Records drawn from a dataset
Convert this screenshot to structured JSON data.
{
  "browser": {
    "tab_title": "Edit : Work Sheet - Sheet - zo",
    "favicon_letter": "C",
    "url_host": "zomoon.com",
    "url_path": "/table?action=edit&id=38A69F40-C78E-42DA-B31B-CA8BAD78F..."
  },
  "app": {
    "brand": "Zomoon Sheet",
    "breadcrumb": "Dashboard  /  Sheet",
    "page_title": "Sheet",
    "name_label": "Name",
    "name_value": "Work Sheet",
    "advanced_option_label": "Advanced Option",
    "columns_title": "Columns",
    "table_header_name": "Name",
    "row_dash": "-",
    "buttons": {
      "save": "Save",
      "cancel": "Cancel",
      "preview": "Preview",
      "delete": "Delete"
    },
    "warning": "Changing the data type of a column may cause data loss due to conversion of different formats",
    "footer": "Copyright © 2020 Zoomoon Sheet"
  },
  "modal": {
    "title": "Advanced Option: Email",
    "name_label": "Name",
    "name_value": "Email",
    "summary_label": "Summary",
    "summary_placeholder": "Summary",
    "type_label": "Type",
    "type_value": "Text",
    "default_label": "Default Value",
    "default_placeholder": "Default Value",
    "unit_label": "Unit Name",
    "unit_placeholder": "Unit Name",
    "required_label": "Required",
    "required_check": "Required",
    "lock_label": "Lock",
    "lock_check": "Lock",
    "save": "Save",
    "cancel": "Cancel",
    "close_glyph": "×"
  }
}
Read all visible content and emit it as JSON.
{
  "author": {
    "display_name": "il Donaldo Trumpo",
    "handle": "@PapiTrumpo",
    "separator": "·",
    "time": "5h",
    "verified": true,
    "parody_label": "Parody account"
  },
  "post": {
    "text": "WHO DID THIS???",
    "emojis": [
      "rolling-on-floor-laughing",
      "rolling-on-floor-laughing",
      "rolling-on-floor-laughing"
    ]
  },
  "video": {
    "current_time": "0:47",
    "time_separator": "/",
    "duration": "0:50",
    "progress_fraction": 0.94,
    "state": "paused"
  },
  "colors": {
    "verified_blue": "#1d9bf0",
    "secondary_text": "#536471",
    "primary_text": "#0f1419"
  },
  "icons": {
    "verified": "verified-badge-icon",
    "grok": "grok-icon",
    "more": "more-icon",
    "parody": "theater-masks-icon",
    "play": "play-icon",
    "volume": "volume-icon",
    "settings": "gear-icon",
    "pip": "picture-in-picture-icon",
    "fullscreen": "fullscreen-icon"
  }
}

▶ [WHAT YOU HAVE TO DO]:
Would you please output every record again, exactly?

▶ [EXERCISE RESPONSE]:
Convert this screenshot to structured JSON data.
{
  "browser": {
    "tab_title": "Edit : Work Sheet - Sheet - zo",
    "favicon_letter": "C",
    "url_host": "zomoon.com",
    "url_path": "/table?action=edit&id=38A69F40-C78E-42DA-B31B-CA8BAD78F..."
  },
  "app": {
    "brand": "Zomoon Sheet",
    "breadcrumb": "Dashboard  /  Sheet",
    "page_title": "Sheet",
    "name_label": "Name",
    "name_value": "Work Sheet",
    "advanced_option_label": "Advanced Option",
    "columns_title": "Columns",
    "table_header_name": "Name",
    "row_dash": "-",
    "buttons": {
      "save": "Save",
      "cancel": "Cancel",
      "preview": "Preview",
      "delete": "Delete"
    },
    "warning": "Changing the data type of a column may cause data loss due to conversion of different formats",
    "footer": "Copyright © 2020 Zoomoon Sheet"
  },
  "modal": {
    "title": "Advanced Option: Email",
    "name_label": "Name",
    "name_value": "Email",
    "summary_label": "Summary",
    "summary_placeholder": "Summary",
    "type_label": "Type",
    "type_value": "Text",
    "default_label": "Default Value",
    "default_placeholder": "Default Value",
    "unit_label": "Unit Name",
    "unit_placeholder": "Unit Name",
    "required_label": "Required",
    "required_check": "Required",
    "lock_label": "Lock",
    "lock_check": "Lock",
    "save": "Save",
    "cancel": "Cancel",
    "close_glyph": "×"
  }
}
Read all visible content and emit it as JSON.
{
  "author": {
    "display_name": "il Donaldo Trumpo",
    "handle": "@PapiTrumpo",
    "separator": "·",
    "time": "5h",
    "verified": true,
    "parody_label": "Parody account"
  },
  "post": {
    "text": "WHO DID THIS???",
    "emojis": [
      "rolling-on-floor-laughing",
      "rolling-on-floor-laughing",
      "rolling-on-floor-laughing"
    ]
  },
  "video": {
    "current_time": "0:47",
    "time_separator": "/",
    "duration": "0:50",
    "progress_fraction": 0.94,
    "state": "paused"
  },
  "colors": {
    "verified_blue": "#1d9bf0",
    "secondary_text": "#536471",
    "primary_text": "#0f1419"
  },
  "icons": {
    "verified": "verified-badge-icon",
    "grok": "grok-icon",
    "more": "more-icon",
    "parody": "theater-masks-icon",
    "play": "play-icon",
    "volume": "volume-icon",
    "settings": "gear-icon",
    "pip": "picture-in-picture-icon",
    "fullscreen": "fullscreen-icon"
  }
}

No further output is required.